1) Clarity. If you create a logical OU structure (e.g. create "computer" and "user" base OUs, create "server" and "PC" child OUs under "computer", create "administrators" and "accounting" OUs under PC, etc.) and link GPOs to their appropriate OU without changing the security filter, you will be able to understand at a glance what GPOs are affecting what user or computer groups. If you use security group filtering only, you'll need to examine each GPO's security filter or use some other time-consuming method to see what is going on. If you only have a few GPOs and you are the only person managing the GPOs it may not really matter, but as the number of GPOs and the number of people managing GPOs increases the security group filtering only method becomes very confusing very quickly.
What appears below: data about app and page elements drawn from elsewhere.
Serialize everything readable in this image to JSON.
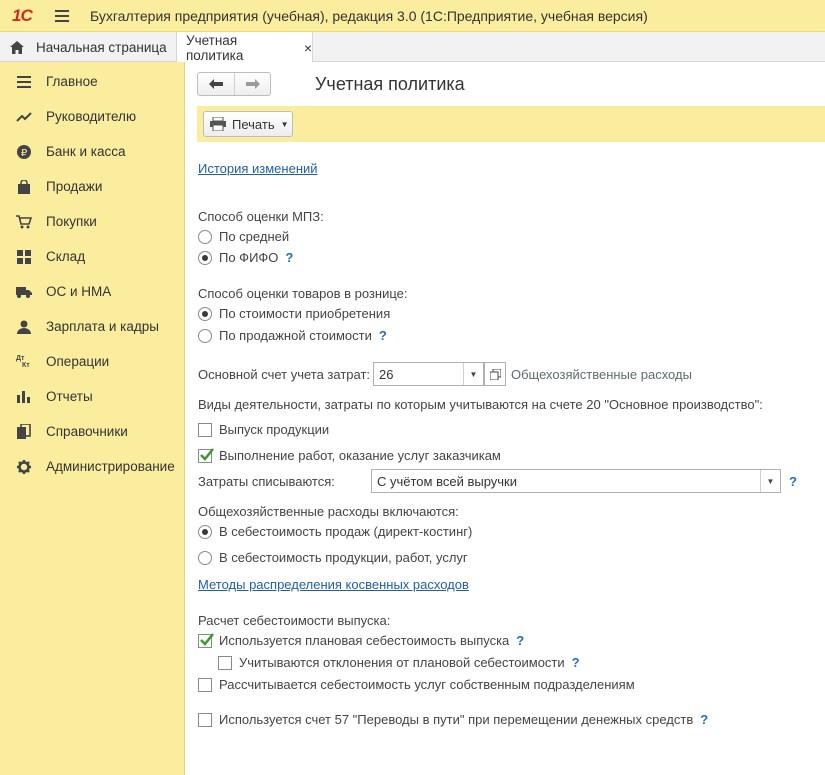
{
  "app": {
    "logo": "1С",
    "title": "Бухгалтерия предприятия (учебная), редакция 3.0  (1С:Предприятие, учебная версия)"
  },
  "tabs": {
    "home_label": "Начальная страница",
    "active_label": "Учетная политика",
    "close_glyph": "×"
  },
  "sidebar": {
    "items": [
      {
        "label": "Главное",
        "icon": "menu-lines-icon"
      },
      {
        "label": "Руководителю",
        "icon": "trend-icon"
      },
      {
        "label": "Банк и касса",
        "icon": "ruble-icon"
      },
      {
        "label": "Продажи",
        "icon": "bag-icon"
      },
      {
        "label": "Покупки",
        "icon": "cart-icon"
      },
      {
        "label": "Склад",
        "icon": "warehouse-icon"
      },
      {
        "label": "ОС и НМА",
        "icon": "truck-icon"
      },
      {
        "label": "Зарплата и кадры",
        "icon": "person-icon"
      },
      {
        "label": "Операции",
        "icon": "dt-kt-icon"
      },
      {
        "label": "Отчеты",
        "icon": "bar-chart-icon"
      },
      {
        "label": "Справочники",
        "icon": "books-icon"
      },
      {
        "label": "Администрирование",
        "icon": "gear-icon"
      }
    ],
    "dtkt_top": "Дт",
    "dtkt_bottom": "Кт"
  },
  "form": {
    "title": "Учетная политика",
    "print_label": "Печать",
    "history_link": "История изменений",
    "mpz": {
      "label": "Способ оценки МПЗ:",
      "options": [
        "По средней",
        "По ФИФО"
      ],
      "selected": 1
    },
    "retail": {
      "label": "Способ оценки товаров в рознице:",
      "options": [
        "По стоимости приобретения",
        "По продажной стоимости"
      ],
      "selected": 0
    },
    "cost_account": {
      "label": "Основной счет учета затрат:",
      "value": "26",
      "description": "Общехозяйственные расходы"
    },
    "activities": {
      "label": "Виды деятельности, затраты по которым учитываются на счете 20 \"Основное производство\":",
      "items": [
        {
          "label": "Выпуск продукции",
          "checked": false
        },
        {
          "label": "Выполнение работ, оказание услуг заказчикам",
          "checked": true
        }
      ]
    },
    "writeoff": {
      "label": "Затраты списываются:",
      "value": "С учётом всей выручки"
    },
    "overhead": {
      "label": "Общехозяйственные расходы включаются:",
      "options": [
        "В себестоимость продаж (директ-костинг)",
        "В  себестоимость продукции, работ, услуг"
      ],
      "selected": 0
    },
    "indirect_link": "Методы распределения косвенных расходов",
    "costing": {
      "label": "Расчет себестоимости выпуска:",
      "planned": {
        "label": "Используется плановая себестоимость выпуска",
        "checked": true
      },
      "deviations": {
        "label": "Учитываются отклонения от плановой себестоимости",
        "checked": false
      },
      "own_units": {
        "label": "Рассчитывается себестоимость услуг собственным подразделениям",
        "checked": false
      }
    },
    "account57": {
      "label": "Используется счет 57 \"Переводы в пути\" при перемещении денежных средств",
      "checked": false
    },
    "help_glyph": "?"
  },
  "colors": {
    "panel_yellow": "#fbed9e",
    "link_blue": "#1f5fa6",
    "check_green": "#3a9a2e",
    "logo_red": "#d22b1e"
  }
}
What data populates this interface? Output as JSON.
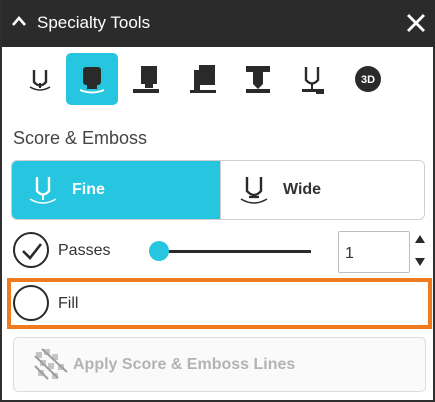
{
  "window": {
    "title": "Specialty Tools",
    "collapse_icon": "chevron-up-icon",
    "close_icon": "close-icon"
  },
  "toolbar": {
    "tools": [
      {
        "icon": "score-tool-icon",
        "active": false
      },
      {
        "icon": "emboss-tool-icon",
        "active": true
      },
      {
        "icon": "stamp-tool-icon",
        "active": false
      },
      {
        "icon": "stamp-stack-tool-icon",
        "active": false
      },
      {
        "icon": "punch-tool-icon",
        "active": false
      },
      {
        "icon": "emboss-stylus-tool-icon",
        "active": false
      },
      {
        "icon": "3d-tool-icon",
        "active": false
      }
    ],
    "badge_3d": "3D"
  },
  "section": {
    "title": "Score & Emboss"
  },
  "tip_selector": {
    "fine_label": "Fine",
    "wide_label": "Wide",
    "selected": "Fine"
  },
  "passes": {
    "label": "Passes",
    "checked": true,
    "value": "1",
    "slider_fraction": 0
  },
  "fill": {
    "label": "Fill",
    "checked": false
  },
  "apply": {
    "label": "Apply Score & Emboss Lines",
    "enabled": false
  },
  "colors": {
    "accent": "#26c5e0",
    "titlebar": "#2b2b2b",
    "highlight": "#f07a1e",
    "disabled_text": "#b3b3b3"
  }
}
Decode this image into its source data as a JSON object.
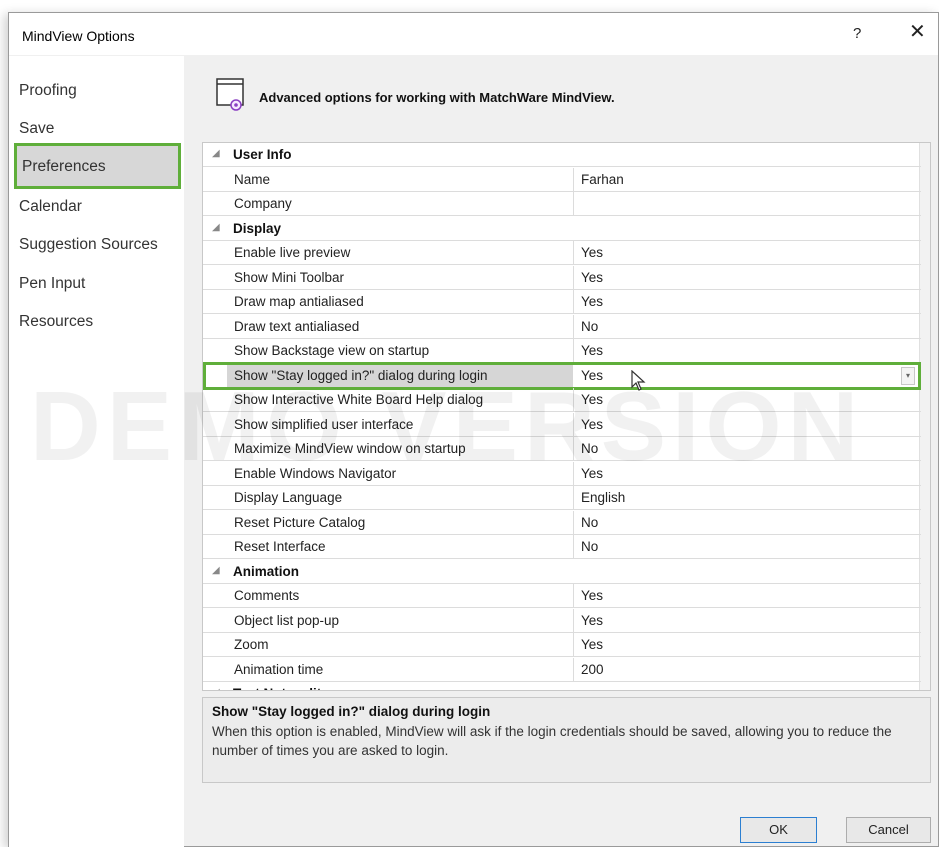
{
  "window": {
    "title": "MindView Options",
    "help_label": "?",
    "close_label": "✕"
  },
  "nav": {
    "items": [
      "Proofing",
      "Save",
      "Preferences",
      "Calendar",
      "Suggestion Sources",
      "Pen Input",
      "Resources"
    ],
    "selected": "Preferences"
  },
  "header": {
    "text": "Advanced options for working with MatchWare MindView.",
    "icon": "options-window-gear-icon"
  },
  "grid": {
    "groups": [
      {
        "label": "User Info",
        "rows": [
          {
            "name": "Name",
            "value": "Farhan"
          },
          {
            "name": "Company",
            "value": ""
          }
        ]
      },
      {
        "label": "Display",
        "rows": [
          {
            "name": "Enable live preview",
            "value": "Yes"
          },
          {
            "name": "Show Mini Toolbar",
            "value": "Yes"
          },
          {
            "name": "Draw map antialiased",
            "value": "Yes"
          },
          {
            "name": "Draw text antialiased",
            "value": "No"
          },
          {
            "name": "Show Backstage view on startup",
            "value": "Yes"
          },
          {
            "name": "Show \"Stay logged in?\" dialog during login",
            "value": "Yes"
          },
          {
            "name": "Show Interactive White Board Help dialog",
            "value": "Yes"
          },
          {
            "name": "Show simplified user interface",
            "value": "Yes"
          },
          {
            "name": "Maximize MindView window on startup",
            "value": "No"
          },
          {
            "name": "Enable Windows Navigator",
            "value": "Yes"
          },
          {
            "name": "Display Language",
            "value": "English"
          },
          {
            "name": "Reset Picture Catalog",
            "value": "No"
          },
          {
            "name": "Reset Interface",
            "value": "No"
          }
        ]
      },
      {
        "label": "Animation",
        "rows": [
          {
            "name": "Comments",
            "value": "Yes"
          },
          {
            "name": "Object list pop-up",
            "value": "Yes"
          },
          {
            "name": "Zoom",
            "value": "Yes"
          },
          {
            "name": "Animation time",
            "value": "200"
          }
        ]
      },
      {
        "label": "Text Note editor",
        "rows": []
      }
    ],
    "selected_row": "Show \"Stay logged in?\" dialog during login"
  },
  "description": {
    "title": "Show \"Stay logged in?\" dialog during login",
    "text": "When this option is enabled, MindView will ask if the login credentials should be saved, allowing you to reduce the number of times you are asked to login."
  },
  "watermark": "DEMO VERSION",
  "buttons": {
    "ok": "OK",
    "cancel": "Cancel"
  },
  "colors": {
    "highlight_border": "#5fae3a",
    "selection_bg": "#d6d6d6",
    "dialog_bg": "#f0f0f0"
  }
}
2) Efficiency and manageability. GPOs linked to higher level OUs apply to all subordinate OUs. Through a well designed OU structure, you can effectively apply group policies with pinpoint precision and minimal redundancy. For example, more generic computer policies that apply to both computers and servers should be linked to the computer OU (e.g. generic IE/Edge settings, generic security certificate deployment, powershell environment settings, etc.), policies to apply specifically to PCs (e.g. client only Windows firewall rules, MS Office related rules, client software deployment rules) should be linked to the PC OU, and custom rules should be linked at lower level OUs (e.g. specific file share mapping, special permissions, etc.). If all your GPOs are linked to the same OU, you'll need to remember every time to change the GPO priority order so that more important/specific policies take precedence over more generic policies (this is extremely easy to forget). I think you find that troubleshooting "GPOs not applying" problems becomes much easier if you have a logical OU structure with minimized security group filtering. (NOTE: some group policies, like the group policy loopback policy, can behave in unexpected ways if you use security group filtering).
3) Speed. GPOs that use security group filtering take slightly longer to process. GPOs that use WMI filtering take much longer. It may not matter with only a few GPOs, but when your GPOs start numbering in the hundreds you'll need to think about optimization. If you want to minimize GPO processing times OU-based GPO assignment is the way to go.